Make an exact copy of the data below, leaving out every picture.

= Beginning of Section =

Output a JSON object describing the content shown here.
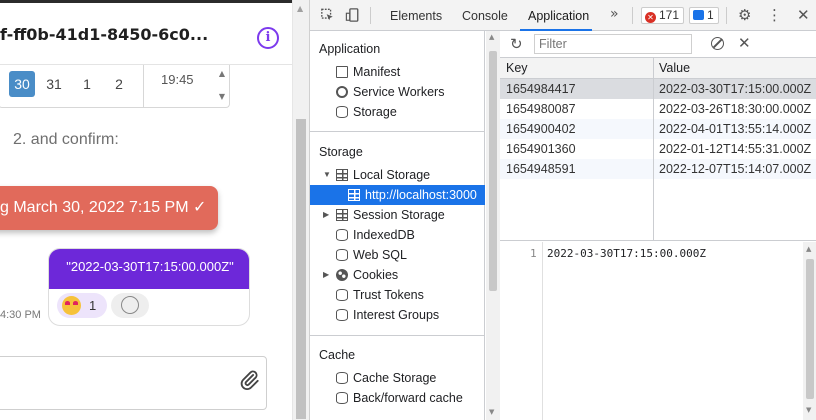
{
  "chat": {
    "title": "f-ff0b-41d1-8450-6c0...",
    "info_icon": "i",
    "picker": {
      "days": [
        "30",
        "31",
        "1",
        "2"
      ],
      "selected_day": "30",
      "time": "19:45"
    },
    "instruction": "2. and confirm:",
    "confirm_text": "g March 30, 2022 7:15 PM ✓",
    "message_text": "\"2022-03-30T17:15:00.000Z\"",
    "reaction_count": "1",
    "message_time": "4:30 PM",
    "icons": {
      "info": "info-icon",
      "reaction_emoji": "heart-eyes-emoji",
      "add_reaction": "add-reaction-icon",
      "attach": "paperclip-icon"
    }
  },
  "devtools": {
    "tabs": [
      "Elements",
      "Console",
      "Application"
    ],
    "active_tab": "Application",
    "more_tabs": "»",
    "error_count": "171",
    "message_count": "1",
    "sidebar": {
      "application_header": "Application",
      "application_items": [
        "Manifest",
        "Service Workers",
        "Storage"
      ],
      "storage_header": "Storage",
      "storage_items": {
        "local_storage": "Local Storage",
        "localhost": "http://localhost:3000",
        "session_storage": "Session Storage",
        "indexeddb": "IndexedDB",
        "websql": "Web SQL",
        "cookies": "Cookies",
        "trust_tokens": "Trust Tokens",
        "interest_groups": "Interest Groups"
      },
      "cache_header": "Cache",
      "cache_items": [
        "Cache Storage",
        "Back/forward cache"
      ]
    },
    "filter_placeholder": "Filter",
    "table": {
      "headers": [
        "Key",
        "Value"
      ],
      "rows": [
        {
          "key": "1654984417",
          "value": "2022-03-30T17:15:00.000Z"
        },
        {
          "key": "1654980087",
          "value": "2022-03-26T18:30:00.000Z"
        },
        {
          "key": "1654900402",
          "value": "2022-04-01T13:55:14.000Z"
        },
        {
          "key": "1654901360",
          "value": "2022-01-12T14:55:31.000Z"
        },
        {
          "key": "1654948591",
          "value": "2022-12-07T15:14:07.000Z"
        }
      ],
      "selected_row": 0
    },
    "preview": {
      "line_number": "1",
      "content": "2022-03-30T17:15:00.000Z"
    },
    "colors": {
      "accent": "#1a73e8",
      "confirm": "#e16a5b",
      "message": "#6d28d9"
    }
  }
}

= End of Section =

OUTPUT
Output a JSON object describing the content shown here.
{
  "chat": {
    "title": "f-ff0b-41d1-8450-6c0...",
    "info_icon": "i",
    "picker": {
      "days": [
        "30",
        "31",
        "1",
        "2"
      ],
      "selected_day": "30",
      "time": "19:45"
    },
    "instruction": "2. and confirm:",
    "confirm_text": "g March 30, 2022 7:15 PM ✓",
    "message_text": "\"2022-03-30T17:15:00.000Z\"",
    "reaction_count": "1",
    "message_time": "4:30 PM",
    "icons": {
      "info": "info-icon",
      "reaction_emoji": "heart-eyes-emoji",
      "add_reaction": "add-reaction-icon",
      "attach": "paperclip-icon"
    }
  },
  "devtools": {
    "tabs": [
      "Elements",
      "Console",
      "Application"
    ],
    "active_tab": "Application",
    "more_tabs": "»",
    "error_count": "171",
    "message_count": "1",
    "sidebar": {
      "application_header": "Application",
      "application_items": [
        "Manifest",
        "Service Workers",
        "Storage"
      ],
      "storage_header": "Storage",
      "storage_items": {
        "local_storage": "Local Storage",
        "localhost": "http://localhost:3000",
        "session_storage": "Session Storage",
        "indexeddb": "IndexedDB",
        "websql": "Web SQL",
        "cookies": "Cookies",
        "trust_tokens": "Trust Tokens",
        "interest_groups": "Interest Groups"
      },
      "cache_header": "Cache",
      "cache_items": [
        "Cache Storage",
        "Back/forward cache"
      ]
    },
    "filter_placeholder": "Filter",
    "table": {
      "headers": [
        "Key",
        "Value"
      ],
      "rows": [
        {
          "key": "1654984417",
          "value": "2022-03-30T17:15:00.000Z"
        },
        {
          "key": "1654980087",
          "value": "2022-03-26T18:30:00.000Z"
        },
        {
          "key": "1654900402",
          "value": "2022-04-01T13:55:14.000Z"
        },
        {
          "key": "1654901360",
          "value": "2022-01-12T14:55:31.000Z"
        },
        {
          "key": "1654948591",
          "value": "2022-12-07T15:14:07.000Z"
        }
      ],
      "selected_row": 0
    },
    "preview": {
      "line_number": "1",
      "content": "2022-03-30T17:15:00.000Z"
    },
    "colors": {
      "accent": "#1a73e8",
      "confirm": "#e16a5b",
      "message": "#6d28d9"
    }
  }
}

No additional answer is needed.